Community groups need state and local data on the uninsured to enable them to participate in health policy debates and advocate for their constituencies. The Access Project, a national initiative of the Robert Wood Johnson Foundation, is committed to assisting in this work by helping local organizations and coalitions collect useful and defensible data on the number of uninsured people in their communities. In 2000, the project developed a one-day training session for community activists to better understand the significance of Current Population Survey data and to assist them in shaping these and other data to build a case for addressing disparities in health care coverage. This presentation will provide a synopsis of the training, with an emphasis on examples of how various communities used the information to further their access campaigns for the uninsured.
Learning Objectives: Participants will learn to: 1. Evaluate the Current Population Survey as a source of data on the uninsured, including its strength and limitations, its use in the media and public policy, and means for retrieving and analyzing the data. 2. Appreciate the significance of these skills for community organizations and coalitions
Keywords: Community Collaboration, Health Care Access
Presenting author's disclosure statement:
Organization/institution whose products or services will be discussed: None

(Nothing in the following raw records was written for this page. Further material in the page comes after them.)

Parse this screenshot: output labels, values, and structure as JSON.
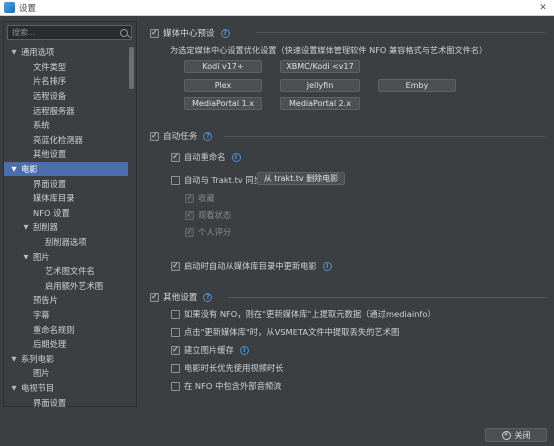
{
  "window": {
    "title": "设置"
  },
  "sidebar": {
    "search_placeholder": "搜索...",
    "items": [
      {
        "label": "通用选项",
        "level": 0,
        "arrow": "▼",
        "selected": false
      },
      {
        "label": "文件类型",
        "level": 1,
        "arrow": "",
        "selected": false
      },
      {
        "label": "片名排序",
        "level": 1,
        "arrow": "",
        "selected": false
      },
      {
        "label": "远程设备",
        "level": 1,
        "arrow": "",
        "selected": false
      },
      {
        "label": "远程服务器",
        "level": 1,
        "arrow": "",
        "selected": false
      },
      {
        "label": "系统",
        "level": 1,
        "arrow": "",
        "selected": false
      },
      {
        "label": "亮蓝化检测器",
        "level": 1,
        "arrow": "",
        "selected": false
      },
      {
        "label": "其他设置",
        "level": 1,
        "arrow": "",
        "selected": false
      },
      {
        "label": "电影",
        "level": 0,
        "arrow": "▼",
        "selected": true
      },
      {
        "label": "界面设置",
        "level": 1,
        "arrow": "",
        "selected": false
      },
      {
        "label": "媒体库目录",
        "level": 1,
        "arrow": "",
        "selected": false
      },
      {
        "label": "NFO 设置",
        "level": 1,
        "arrow": "",
        "selected": false
      },
      {
        "label": "刮削器",
        "level": 1,
        "arrow": "▼",
        "selected": false
      },
      {
        "label": "刮削器选项",
        "level": 2,
        "arrow": "",
        "selected": false
      },
      {
        "label": "图片",
        "level": 1,
        "arrow": "▼",
        "selected": false
      },
      {
        "label": "艺术图文件名",
        "level": 2,
        "arrow": "",
        "selected": false
      },
      {
        "label": "启用额外艺术图",
        "level": 2,
        "arrow": "",
        "selected": false
      },
      {
        "label": "预告片",
        "level": 1,
        "arrow": "",
        "selected": false
      },
      {
        "label": "字幕",
        "level": 1,
        "arrow": "",
        "selected": false
      },
      {
        "label": "重命名规则",
        "level": 1,
        "arrow": "",
        "selected": false
      },
      {
        "label": "后期处理",
        "level": 1,
        "arrow": "",
        "selected": false
      },
      {
        "label": "系列电影",
        "level": 0,
        "arrow": "▼",
        "selected": false
      },
      {
        "label": "图片",
        "level": 1,
        "arrow": "",
        "selected": false
      },
      {
        "label": "电视节目",
        "level": 0,
        "arrow": "▼",
        "selected": false
      },
      {
        "label": "界面设置",
        "level": 1,
        "arrow": "",
        "selected": false
      }
    ]
  },
  "media_center": {
    "title": "媒体中心预设",
    "description": "为选定媒体中心设置优化设置（快速设置媒体管理软件 NFO 兼容格式与艺术图文件名）",
    "buttons": [
      "Kodi v17+",
      "XBMC/Kodi <v17",
      "Plex",
      "Jellyfin",
      "Emby",
      "MediaPortal 1.x",
      "MediaPortal 2.x"
    ]
  },
  "auto_tasks": {
    "title": "自动任务",
    "auto_rename": "自动重命名",
    "trakt_sync": "自动与 Trakt.tv 同步",
    "trakt_delete_button": "从 trakt.tv 删除电影",
    "collection": "收藏",
    "watched": "观看状态",
    "rating": "个人评分",
    "auto_update": "启动时自动从媒体库目录中更新电影"
  },
  "other_settings": {
    "title": "其他设置",
    "opt1": "如果没有 NFO，则在\"更新媒体库\"上提取元数据（通过mediainfo）",
    "opt2": "点击\"更新媒体库\"时，从VSMETA文件中提取丢失的艺术图",
    "opt3": "建立图片缓存",
    "opt4": "电影时长优先使用视频时长",
    "opt5": "在 NFO 中包含外部音频流"
  },
  "footer": {
    "close_label": "关闭"
  },
  "colors": {
    "background": "#3c3f41",
    "selection": "#4b6eaf",
    "accent_blue": "#4a90d9"
  }
}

I do not have any significant financial interest/arrangement or affiliation with any organization/institution whose products or services are being discussed in this session.
The 128th Annual Meeting of APHA